Establishing a regional body that represents the entire industry is an obvious first step. One that would not only give us a cohesive voice in matters that impact on diving but that would also provide an integrated approach to marketing the region’s diving attractions: The rationale being to promote Asia as a single destination before spilling over to each separate country.
But before this can happen everybody involved in Asia’s diving industry must be willing and committed to resolving the matters that affect us all.
In an information technology driven world, this should be something that’s as simple to achieve as pressing the letters on a key-board.
Q. Workplace Health & Safety issues are coming to the fore.
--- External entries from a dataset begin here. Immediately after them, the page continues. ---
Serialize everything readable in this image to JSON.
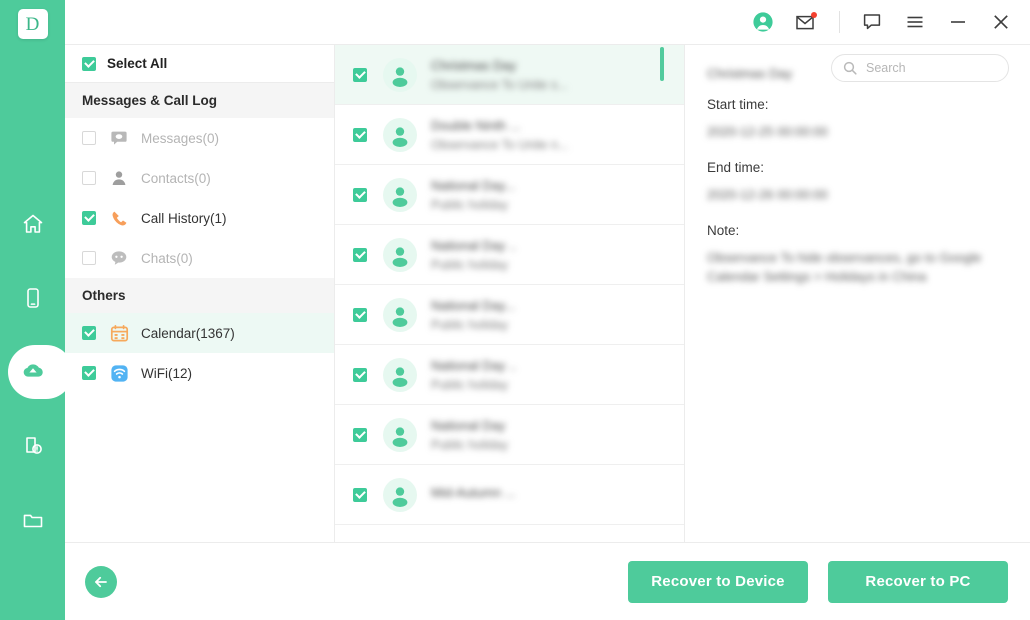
{
  "app": {
    "logo_letter": "D",
    "accent": "#4ecb9b",
    "accent_light": "#eff9f4",
    "alert_dot": "#f3402f"
  },
  "rail": {
    "items": [
      {
        "name": "home",
        "icon": "home-icon",
        "active": false
      },
      {
        "name": "device",
        "icon": "phone-icon",
        "active": false
      },
      {
        "name": "recover",
        "icon": "cloud-recover-icon",
        "active": true
      },
      {
        "name": "repair",
        "icon": "device-repair-icon",
        "active": false
      },
      {
        "name": "files",
        "icon": "folder-icon",
        "active": false
      }
    ]
  },
  "titlebar": {
    "icons": [
      {
        "name": "account-icon",
        "glyph": "account"
      },
      {
        "name": "mail-icon",
        "glyph": "mail",
        "badge": true
      },
      {
        "name": "feedback-icon",
        "glyph": "chat"
      },
      {
        "name": "menu-icon",
        "glyph": "hamburger"
      },
      {
        "name": "minimize-icon",
        "glyph": "minimize"
      },
      {
        "name": "close-icon",
        "glyph": "close"
      }
    ]
  },
  "search": {
    "placeholder": "Search",
    "value": ""
  },
  "categories": {
    "select_all_label": "Select All",
    "select_all_checked": true,
    "groups": [
      {
        "title": "Messages & Call Log",
        "items": [
          {
            "label": "Messages(0)",
            "icon": "message-icon",
            "checked": false,
            "enabled": false,
            "selected": false
          },
          {
            "label": "Contacts(0)",
            "icon": "contact-icon",
            "checked": false,
            "enabled": false,
            "selected": false
          },
          {
            "label": "Call History(1)",
            "icon": "phone-call-icon",
            "checked": true,
            "enabled": true,
            "selected": false
          },
          {
            "label": "Chats(0)",
            "icon": "chats-icon",
            "checked": false,
            "enabled": false,
            "selected": false
          }
        ]
      },
      {
        "title": "Others",
        "items": [
          {
            "label": "Calendar(1367)",
            "icon": "calendar-icon",
            "checked": true,
            "enabled": true,
            "selected": true
          },
          {
            "label": "WiFi(12)",
            "icon": "wifi-icon",
            "checked": true,
            "enabled": true,
            "selected": false
          }
        ]
      }
    ]
  },
  "list": {
    "scroll_position": "top",
    "rows": [
      {
        "title": "Christmas Day",
        "subtitle": "Observance To Unite s...",
        "checked": true,
        "selected": true
      },
      {
        "title": "Double Ninth ...",
        "subtitle": "Observance To Unite n...",
        "checked": true,
        "selected": false
      },
      {
        "title": "National Day...",
        "subtitle": "Public holiday",
        "checked": true,
        "selected": false
      },
      {
        "title": "National Day ..",
        "subtitle": "Public holiday",
        "checked": true,
        "selected": false
      },
      {
        "title": "National Day...",
        "subtitle": "Public holiday",
        "checked": true,
        "selected": false
      },
      {
        "title": "National Day ..",
        "subtitle": "Public holiday",
        "checked": true,
        "selected": false
      },
      {
        "title": "National Day",
        "subtitle": "Public holiday",
        "checked": true,
        "selected": false
      },
      {
        "title": "Mid-Autumn ...",
        "subtitle": "",
        "checked": true,
        "selected": false
      }
    ]
  },
  "detail": {
    "title": "Christmas Day",
    "fields": [
      {
        "label": "Start time:",
        "value": "2020-12-25 00:00:00"
      },
      {
        "label": "End time:",
        "value": "2020-12-26 00:00:00"
      },
      {
        "label": "Note:",
        "value": "Observance\nTo hide observances, go to Google Calendar Settings > Holidays in China"
      }
    ]
  },
  "footer": {
    "back_label": "back-arrow",
    "recover_device_label": "Recover to Device",
    "recover_pc_label": "Recover to PC"
  }
}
What, in your view, should the regional operators be doing to lessen the impact on their businesses?
The diving industry needs to openly show that it is capable of managing its own affairs properly. Which is why I maintain that it must be handled by professionally trained and qualified people.
Working with government is an obvious way to go. As an example of this, the Malaysian Government recently established a “National Occupational Skill Standard” (NOSS) for diving. Rather than allowing the government to draft these job competency standards, the Malaysian Sport Diving Association (MSDA) gathered all of its members together, including all of the Training Agencies, and sat down with the government representatives to discuss the issues. As a consequence, we have established a Malaysian Diving NOSS based on input from the entire industry: An outcome that proves the worth of establishing good working partnerships.
(Edit.: Clement Lee was, at the time of interview, Vice President of the Malaysian Sport Diving Association.)
Q. It’s an obvious question, but what is your favourite or most memorable dive site?
The dive site that remains closest to my heart is Sipadan. I may sound biased but where else can you find the same simplicity in terms of diving logistics? One minute you and your buddy can make the decision to dive while sipping coffee in the dining hall, and in the next you can be hovering on the walls dancing to the tune of the schools of jackfish and barracuda. Organising a night dive on the wall is as simple as that. And the prolific concentration of marine life in Sipadan is simply magic to behold. Divers are never disappointed.
(Edit.: In 2004, Borneo Divers was the first of Sipadan’s five dive operators to recognise the importance of protecting the island’s fragile eco-system by agreeing to the government’s request to vacate the island. Willingly making an enormous financial sacrifice in order to conserve Sipadan’s unique environment, Clement Lee takes justifiable pride in their support of the decision. )
Q. Finally. What does diving mean to you?
Diving has changed my life. It’s changed the way in which I view things. Through diving, I’ve become more aware of my surroundings. (That’s what divers do underwater. They don’t talk. They simply observe, enjoy the moment, and have fun). Because of diving, I’ve certainly become more conscious of the fragility of the environment, its importance to humanity and our dependency upon it.
With just thirty per-cent of the earth’s surface covered by land, we still manage to find so much that is new. Surely, in that seventy per-cent that is covered by water, there are even greater discoveries to be made?
The oceans have much to teach us. Mankind can learn a great deal from the thousands of marine species that live in a perfect harmony of ecolological balance. They don’t kill for pleasure as humans do.